---- SUPPLIED DATA
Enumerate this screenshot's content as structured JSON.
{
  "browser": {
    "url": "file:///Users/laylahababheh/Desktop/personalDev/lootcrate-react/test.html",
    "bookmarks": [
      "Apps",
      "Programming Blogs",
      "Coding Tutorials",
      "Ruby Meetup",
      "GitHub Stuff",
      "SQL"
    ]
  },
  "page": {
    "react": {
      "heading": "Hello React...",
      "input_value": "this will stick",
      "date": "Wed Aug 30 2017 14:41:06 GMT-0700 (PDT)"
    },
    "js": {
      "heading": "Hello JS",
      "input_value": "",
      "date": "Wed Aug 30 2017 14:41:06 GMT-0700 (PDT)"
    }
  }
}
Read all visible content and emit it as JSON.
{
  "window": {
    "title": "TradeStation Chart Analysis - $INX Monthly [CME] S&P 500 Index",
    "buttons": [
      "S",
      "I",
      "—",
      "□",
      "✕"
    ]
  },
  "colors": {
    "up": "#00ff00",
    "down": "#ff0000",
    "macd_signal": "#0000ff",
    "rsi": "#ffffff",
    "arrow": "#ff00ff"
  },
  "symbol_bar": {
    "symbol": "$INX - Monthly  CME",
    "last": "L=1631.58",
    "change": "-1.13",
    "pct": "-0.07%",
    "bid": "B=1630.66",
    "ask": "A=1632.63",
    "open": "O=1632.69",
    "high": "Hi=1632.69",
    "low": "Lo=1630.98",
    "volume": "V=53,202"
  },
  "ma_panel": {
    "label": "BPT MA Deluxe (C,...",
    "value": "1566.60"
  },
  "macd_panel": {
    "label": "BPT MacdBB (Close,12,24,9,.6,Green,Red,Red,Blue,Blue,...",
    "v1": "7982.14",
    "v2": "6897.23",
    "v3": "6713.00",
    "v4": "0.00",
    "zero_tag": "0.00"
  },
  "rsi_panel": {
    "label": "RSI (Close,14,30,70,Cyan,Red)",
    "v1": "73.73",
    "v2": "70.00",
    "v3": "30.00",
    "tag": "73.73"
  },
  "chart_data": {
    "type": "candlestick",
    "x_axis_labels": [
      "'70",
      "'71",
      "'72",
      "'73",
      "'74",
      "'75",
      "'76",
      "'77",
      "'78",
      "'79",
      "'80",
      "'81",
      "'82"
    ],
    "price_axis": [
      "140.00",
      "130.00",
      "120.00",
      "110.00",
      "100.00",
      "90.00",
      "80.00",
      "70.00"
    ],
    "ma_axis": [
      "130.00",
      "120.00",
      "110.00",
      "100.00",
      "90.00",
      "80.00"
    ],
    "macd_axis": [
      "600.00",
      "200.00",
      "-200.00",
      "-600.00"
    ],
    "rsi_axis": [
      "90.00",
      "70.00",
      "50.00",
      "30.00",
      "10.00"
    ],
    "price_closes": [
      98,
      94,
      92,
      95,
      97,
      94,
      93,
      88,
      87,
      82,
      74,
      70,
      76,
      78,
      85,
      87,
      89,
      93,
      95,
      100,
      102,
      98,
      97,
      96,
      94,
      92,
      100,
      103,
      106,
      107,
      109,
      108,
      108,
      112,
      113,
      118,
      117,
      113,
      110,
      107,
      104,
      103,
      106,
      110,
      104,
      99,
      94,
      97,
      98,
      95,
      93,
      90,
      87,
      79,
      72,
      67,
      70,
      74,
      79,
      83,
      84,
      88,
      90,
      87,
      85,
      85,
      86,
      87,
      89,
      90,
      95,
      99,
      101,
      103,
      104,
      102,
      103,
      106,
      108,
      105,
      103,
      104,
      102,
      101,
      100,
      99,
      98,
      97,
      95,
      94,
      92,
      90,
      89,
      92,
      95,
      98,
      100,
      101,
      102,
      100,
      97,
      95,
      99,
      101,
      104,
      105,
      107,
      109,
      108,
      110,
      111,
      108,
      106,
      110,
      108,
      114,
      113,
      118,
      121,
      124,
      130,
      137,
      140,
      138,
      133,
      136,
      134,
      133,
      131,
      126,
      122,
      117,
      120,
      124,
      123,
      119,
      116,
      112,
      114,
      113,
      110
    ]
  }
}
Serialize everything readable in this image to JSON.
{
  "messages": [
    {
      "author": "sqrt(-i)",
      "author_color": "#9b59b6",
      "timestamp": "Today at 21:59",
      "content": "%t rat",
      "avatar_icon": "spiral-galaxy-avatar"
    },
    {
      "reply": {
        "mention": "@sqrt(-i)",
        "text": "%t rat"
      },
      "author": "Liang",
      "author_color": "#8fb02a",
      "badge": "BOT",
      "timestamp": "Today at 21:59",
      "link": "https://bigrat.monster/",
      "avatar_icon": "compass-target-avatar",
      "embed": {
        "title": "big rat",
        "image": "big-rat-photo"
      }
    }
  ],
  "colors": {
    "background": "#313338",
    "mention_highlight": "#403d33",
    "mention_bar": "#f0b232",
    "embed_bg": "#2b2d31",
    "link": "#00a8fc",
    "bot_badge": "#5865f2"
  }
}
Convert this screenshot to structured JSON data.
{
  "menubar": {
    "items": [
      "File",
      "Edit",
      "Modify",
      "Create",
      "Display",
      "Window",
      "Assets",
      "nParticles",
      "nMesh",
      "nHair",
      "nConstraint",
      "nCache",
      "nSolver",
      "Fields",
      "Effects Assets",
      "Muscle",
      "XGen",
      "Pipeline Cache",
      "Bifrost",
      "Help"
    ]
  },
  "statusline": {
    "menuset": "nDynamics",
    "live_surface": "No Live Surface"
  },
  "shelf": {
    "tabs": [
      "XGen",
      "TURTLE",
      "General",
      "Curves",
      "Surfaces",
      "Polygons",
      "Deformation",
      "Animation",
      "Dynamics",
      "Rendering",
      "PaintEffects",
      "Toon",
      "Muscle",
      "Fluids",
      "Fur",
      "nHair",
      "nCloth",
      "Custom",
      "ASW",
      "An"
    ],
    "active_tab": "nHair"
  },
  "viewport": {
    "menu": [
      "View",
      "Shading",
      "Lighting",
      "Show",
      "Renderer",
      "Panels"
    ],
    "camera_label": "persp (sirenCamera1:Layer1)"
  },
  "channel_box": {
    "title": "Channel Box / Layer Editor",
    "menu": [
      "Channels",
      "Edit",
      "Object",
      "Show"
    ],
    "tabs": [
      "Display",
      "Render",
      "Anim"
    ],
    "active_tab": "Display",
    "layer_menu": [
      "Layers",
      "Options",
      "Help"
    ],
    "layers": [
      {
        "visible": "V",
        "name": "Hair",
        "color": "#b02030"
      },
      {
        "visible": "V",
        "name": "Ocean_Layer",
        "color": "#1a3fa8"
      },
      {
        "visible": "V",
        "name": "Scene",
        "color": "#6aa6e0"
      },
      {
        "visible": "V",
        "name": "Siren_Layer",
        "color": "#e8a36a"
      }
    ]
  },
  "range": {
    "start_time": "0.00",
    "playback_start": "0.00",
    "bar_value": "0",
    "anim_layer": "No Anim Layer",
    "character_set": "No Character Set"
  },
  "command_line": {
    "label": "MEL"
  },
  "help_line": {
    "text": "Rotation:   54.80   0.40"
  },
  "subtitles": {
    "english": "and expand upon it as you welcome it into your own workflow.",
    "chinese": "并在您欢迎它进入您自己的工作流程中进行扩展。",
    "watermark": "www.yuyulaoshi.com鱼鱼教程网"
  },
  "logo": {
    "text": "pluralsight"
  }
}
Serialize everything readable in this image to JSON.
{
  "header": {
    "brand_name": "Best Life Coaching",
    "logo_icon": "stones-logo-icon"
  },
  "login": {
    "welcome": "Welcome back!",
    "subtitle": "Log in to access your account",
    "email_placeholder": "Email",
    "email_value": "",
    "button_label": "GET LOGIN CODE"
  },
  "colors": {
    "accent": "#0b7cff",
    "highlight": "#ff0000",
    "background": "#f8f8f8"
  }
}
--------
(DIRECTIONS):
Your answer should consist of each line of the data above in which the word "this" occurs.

(THE COMPLETED TASK):
Enumerate this screenshot's content as structured JSON.
      "input_value": "this will stick",
Serialize everything readable in this image to JSON.
Convert this screenshot to structured JSON data.
Serialize everything readable in this image to JSON.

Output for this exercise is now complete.